random_user/python:3.7.1) they are not able to point 3.7.1 at an image that includes a bitcoin miner as you are not using the tag to pull the image at all. That all being said, this route is not for everyone or every case, that hash is not user friendly, sure you can leave a comment but comments get stale fast. This method is for those that are super paranoid and want to validate they are getting the content they expect.
Finally docker is great because of it’s layered filesystem allowing for caching, however where there’s caching there can be inconsistencies. Let’s say you decide to use the image
python:3 even though we went over not wanting to. You have multiple servers that build docker images in your CI pipeline that are load balanced across with something like jenkins or gitlab-ci. The question is who’s copy of
python:3 is the correct one? This can be resolved by using a more exact tag, or using the sha method mentioned above, but one option which could also help is the
--no-cache which will ignore the local image cache when building. While our example with
python:3 wouldn’t make a reproducible image in the long run, in the short term you will get more consistent images as different CI servers might have used different versions of the
python:3 image downloaded and by ignoring the cache it’ll always pull it. I still suggest using a more explicit tag or the container sha method but if you want to take advantage of semver and point at a shorter tag like
python:3 it is imperative that you understand these potential pitfalls.

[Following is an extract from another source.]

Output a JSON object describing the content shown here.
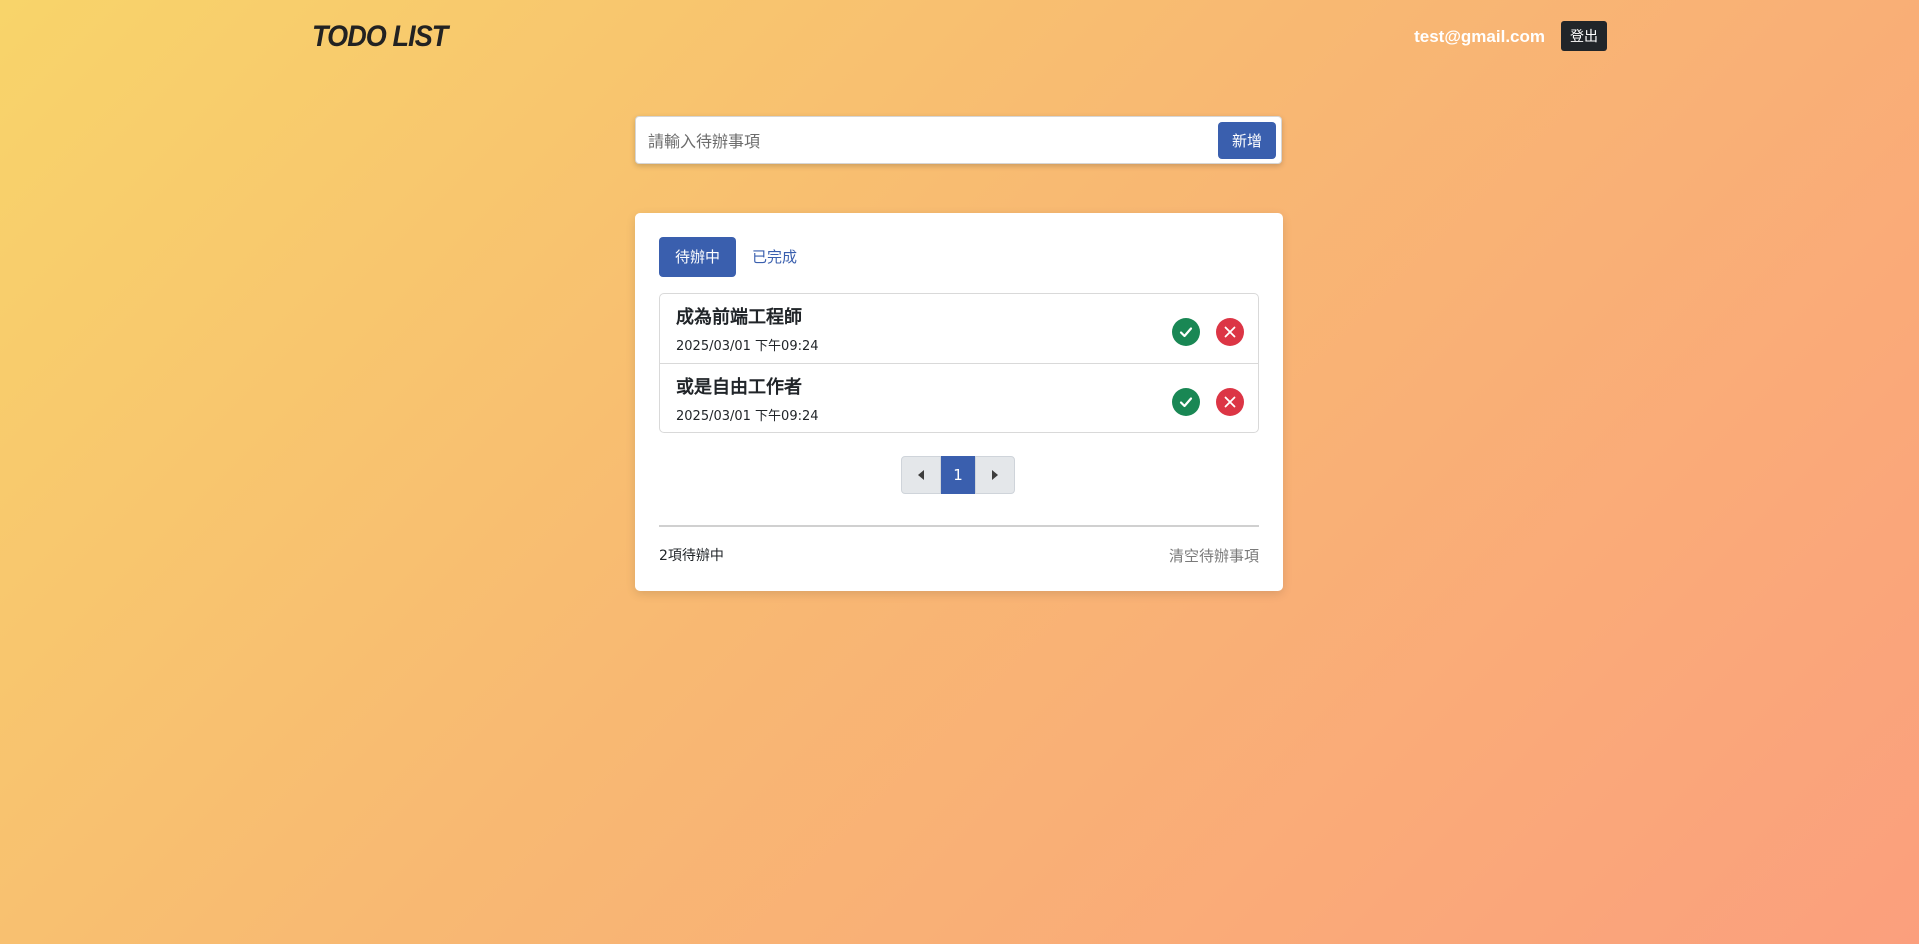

I’ve spent a-lot of time discussing ways to ensure byte for byte reproducibility, but it’s possible that is not something you need, for example if you are running a SaaS application that gets multiple updates per day, being able to recreate the same code is not as big of a deal, you can simply roll back a change if there’s an adverse affect, and there’s no real need for creating hotfixes for customers since all the customers are running on your managed instances. While these practices will help you, they are not as critical as someone who ships code to customers for them to run. If you are creating a product that customers run on their own, being able to produce a hotfix which you know has no other changes besides the ones you made is critical, as every change brings the potential of a new bug. That being said the practice of making reproducible code by explicitly calling out your dependencies and their dependencies, as well as proxying them through something like artifactory or nexus, and using the most specific tag possible on docker images will make life easier for both your developers, as well as operations in the long run and should increase the speed that products are able to go out the door.